Determine the number of lines in the following entries that hold the word "this". Give only that number.

■ ■ ■ ■ ■ ■ ■

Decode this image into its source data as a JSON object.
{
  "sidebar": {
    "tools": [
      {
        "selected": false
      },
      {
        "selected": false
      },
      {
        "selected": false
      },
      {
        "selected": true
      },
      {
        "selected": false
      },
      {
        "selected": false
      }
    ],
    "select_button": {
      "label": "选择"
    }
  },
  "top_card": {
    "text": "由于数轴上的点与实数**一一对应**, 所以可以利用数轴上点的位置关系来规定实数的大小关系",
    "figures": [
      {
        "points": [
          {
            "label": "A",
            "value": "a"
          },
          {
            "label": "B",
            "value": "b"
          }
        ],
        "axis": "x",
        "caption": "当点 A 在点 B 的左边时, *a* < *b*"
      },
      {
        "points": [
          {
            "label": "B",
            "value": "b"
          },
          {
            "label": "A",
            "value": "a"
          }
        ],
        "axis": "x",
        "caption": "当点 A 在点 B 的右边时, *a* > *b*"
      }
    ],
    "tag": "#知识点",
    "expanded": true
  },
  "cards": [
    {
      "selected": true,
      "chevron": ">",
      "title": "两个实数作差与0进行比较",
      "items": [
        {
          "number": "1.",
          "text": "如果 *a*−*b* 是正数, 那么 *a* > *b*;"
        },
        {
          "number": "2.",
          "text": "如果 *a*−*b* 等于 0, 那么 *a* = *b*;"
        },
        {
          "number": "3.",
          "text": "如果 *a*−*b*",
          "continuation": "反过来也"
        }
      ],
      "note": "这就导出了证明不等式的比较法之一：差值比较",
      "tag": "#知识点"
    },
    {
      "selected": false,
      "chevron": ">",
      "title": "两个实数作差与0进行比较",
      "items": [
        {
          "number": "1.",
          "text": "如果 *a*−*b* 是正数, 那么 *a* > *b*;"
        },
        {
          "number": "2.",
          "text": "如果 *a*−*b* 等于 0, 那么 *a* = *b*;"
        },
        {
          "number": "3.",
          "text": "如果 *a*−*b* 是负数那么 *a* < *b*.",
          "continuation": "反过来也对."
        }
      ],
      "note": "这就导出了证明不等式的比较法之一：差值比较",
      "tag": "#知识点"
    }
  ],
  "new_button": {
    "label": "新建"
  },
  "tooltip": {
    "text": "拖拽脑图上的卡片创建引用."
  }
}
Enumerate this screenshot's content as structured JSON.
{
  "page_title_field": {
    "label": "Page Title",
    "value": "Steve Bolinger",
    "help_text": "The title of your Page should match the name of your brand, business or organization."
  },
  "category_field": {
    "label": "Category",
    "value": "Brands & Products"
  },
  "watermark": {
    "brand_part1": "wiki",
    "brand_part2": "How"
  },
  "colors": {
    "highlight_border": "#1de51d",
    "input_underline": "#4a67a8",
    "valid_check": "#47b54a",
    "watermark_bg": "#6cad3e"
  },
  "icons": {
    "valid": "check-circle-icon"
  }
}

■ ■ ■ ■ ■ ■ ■

> **Expected answer**
2